I'd like every line from the material below that has "title" in it.

### [PROVIDED RECORDS]
<<<<

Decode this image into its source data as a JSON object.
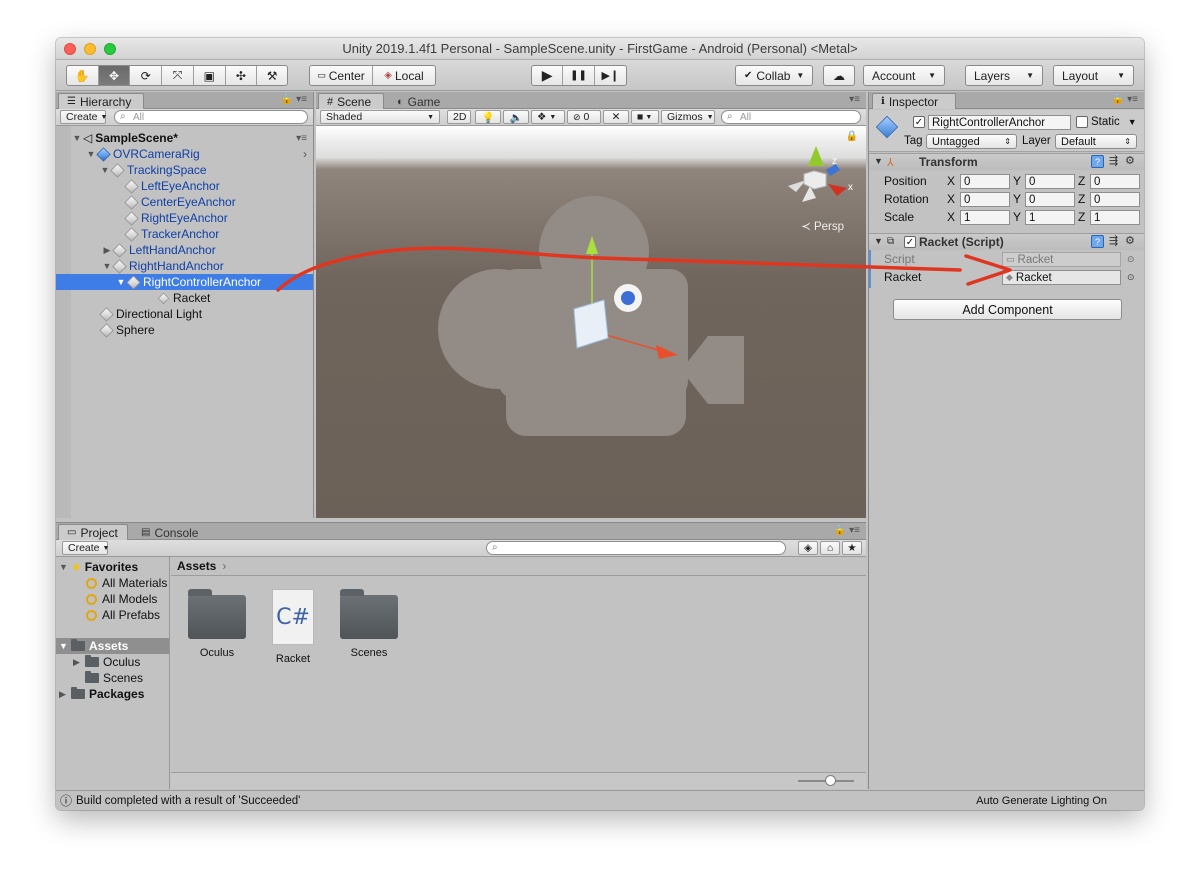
{
  "window": {
    "title": "Unity 2019.1.4f1 Personal - SampleScene.unity - FirstGame - Android (Personal) <Metal>"
  },
  "toolbar": {
    "tools": [
      "hand-tool",
      "move-tool",
      "rotate-tool",
      "scale-tool",
      "rect-tool",
      "transform-tool",
      "custom-tool"
    ],
    "tool_glyphs": [
      "✋",
      "✥",
      "⟳",
      "⤧",
      "▣",
      "✣",
      "⚒"
    ],
    "pivot_label": "Center",
    "space_label": "Local",
    "play_glyph": "▶",
    "pause_glyph": "❚❚",
    "step_glyph": "▶❙",
    "collab_label": "Collab",
    "cloud_glyph": "☁",
    "account_label": "Account",
    "layers_label": "Layers",
    "layout_label": "Layout"
  },
  "hierarchy": {
    "tab_label": "Hierarchy",
    "create_label": "Create",
    "search_placeholder": "All",
    "scene_name": "SampleScene*",
    "items": [
      {
        "label": "OVRCameraRig"
      },
      {
        "label": "TrackingSpace"
      },
      {
        "label": "LeftEyeAnchor"
      },
      {
        "label": "CenterEyeAnchor"
      },
      {
        "label": "RightEyeAnchor"
      },
      {
        "label": "TrackerAnchor"
      },
      {
        "label": "LeftHandAnchor"
      },
      {
        "label": "RightHandAnchor"
      },
      {
        "label": "RightControllerAnchor"
      },
      {
        "label": "Racket"
      },
      {
        "label": "Directional Light"
      },
      {
        "label": "Sphere"
      }
    ]
  },
  "scene": {
    "tab_scene": "Scene",
    "tab_game": "Game",
    "shading_mode": "Shaded",
    "mode_2d": "2D",
    "hidden_count": "0",
    "gizmos_label": "Gizmos",
    "search_placeholder": "All",
    "persp_label": "Persp",
    "axis_x": "x",
    "axis_z": "z"
  },
  "inspector": {
    "tab_label": "Inspector",
    "object_name": "RightControllerAnchor",
    "static_label": "Static",
    "tag_label": "Tag",
    "tag_value": "Untagged",
    "layer_label": "Layer",
    "layer_value": "Default",
    "transform": {
      "title": "Transform",
      "rows": [
        {
          "label": "Position",
          "x": "0",
          "y": "0",
          "z": "0"
        },
        {
          "label": "Rotation",
          "x": "0",
          "y": "0",
          "z": "0"
        },
        {
          "label": "Scale",
          "x": "1",
          "y": "1",
          "z": "1"
        }
      ],
      "axis_x": "X",
      "axis_y": "Y",
      "axis_z": "Z"
    },
    "script_component": {
      "title": "Racket (Script)",
      "script_label": "Script",
      "script_value": "Racket",
      "racket_label": "Racket",
      "racket_value": "Racket"
    },
    "add_component_label": "Add Component"
  },
  "project": {
    "tab_project": "Project",
    "tab_console": "Console",
    "create_label": "Create",
    "favorites_label": "Favorites",
    "favorites": [
      "All Materials",
      "All Models",
      "All Prefabs"
    ],
    "assets_label": "Assets",
    "asset_folders": [
      "Oculus",
      "Scenes"
    ],
    "packages_label": "Packages",
    "breadcrumb": "Assets",
    "assets": [
      {
        "name": "Oculus",
        "kind": "folder"
      },
      {
        "name": "Racket",
        "kind": "csharp",
        "glyph": "C#"
      },
      {
        "name": "Scenes",
        "kind": "folder"
      }
    ]
  },
  "status": {
    "message": "Build completed with a result of 'Succeeded'",
    "lighting": "Auto Generate Lighting On"
  },
  "colors": {
    "selection": "#3e7de6",
    "annotation_arrow": "#e0351f",
    "prefab_blue": "#0f3fa6"
  }
}
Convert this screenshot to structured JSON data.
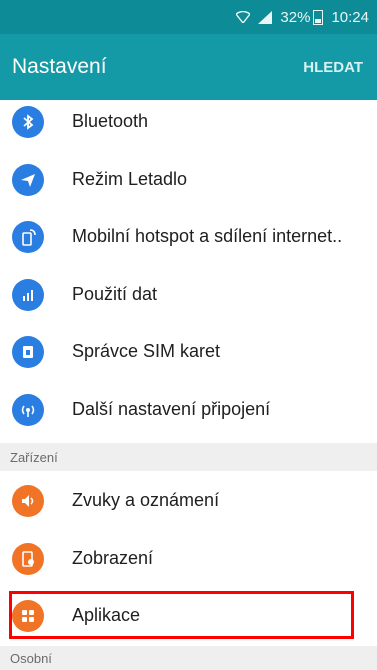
{
  "status_bar": {
    "battery": "32%",
    "time": "10:24",
    "icons": [
      "wifi-icon",
      "signal-icon",
      "battery-icon"
    ]
  },
  "app_bar": {
    "title": "Nastavení",
    "search_label": "HLEDAT"
  },
  "colors": {
    "accent": "#139aa6",
    "status_bar": "#0d8c97",
    "blue_icon": "#2a7de1",
    "orange_icon": "#f07326",
    "highlight": "#ff0000"
  },
  "connections": [
    {
      "label": "Bluetooth",
      "icon": "bluetooth-icon"
    },
    {
      "label": "Režim Letadlo",
      "icon": "airplane-icon"
    },
    {
      "label": "Mobilní hotspot a sdílení internet..",
      "icon": "hotspot-icon"
    },
    {
      "label": "Použití dat",
      "icon": "data-usage-icon"
    },
    {
      "label": "Správce SIM karet",
      "icon": "sim-card-icon"
    },
    {
      "label": "Další nastavení připojení",
      "icon": "more-connections-icon"
    }
  ],
  "sections": {
    "device": "Zařízení",
    "personal": "Osobní"
  },
  "device": [
    {
      "label": "Zvuky a oznámení",
      "icon": "sound-icon"
    },
    {
      "label": "Zobrazení",
      "icon": "display-icon"
    },
    {
      "label": "Aplikace",
      "icon": "apps-icon"
    }
  ]
}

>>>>

### [PROBLEM SOLUTION]
    "title": "Unity 2019.1.4f1 Personal - SampleScene.unity - FirstGame - Android (Personal) <Metal>"
      "title": "Transform",
      "title": "Racket (Script)",
    "title": "Nastavení",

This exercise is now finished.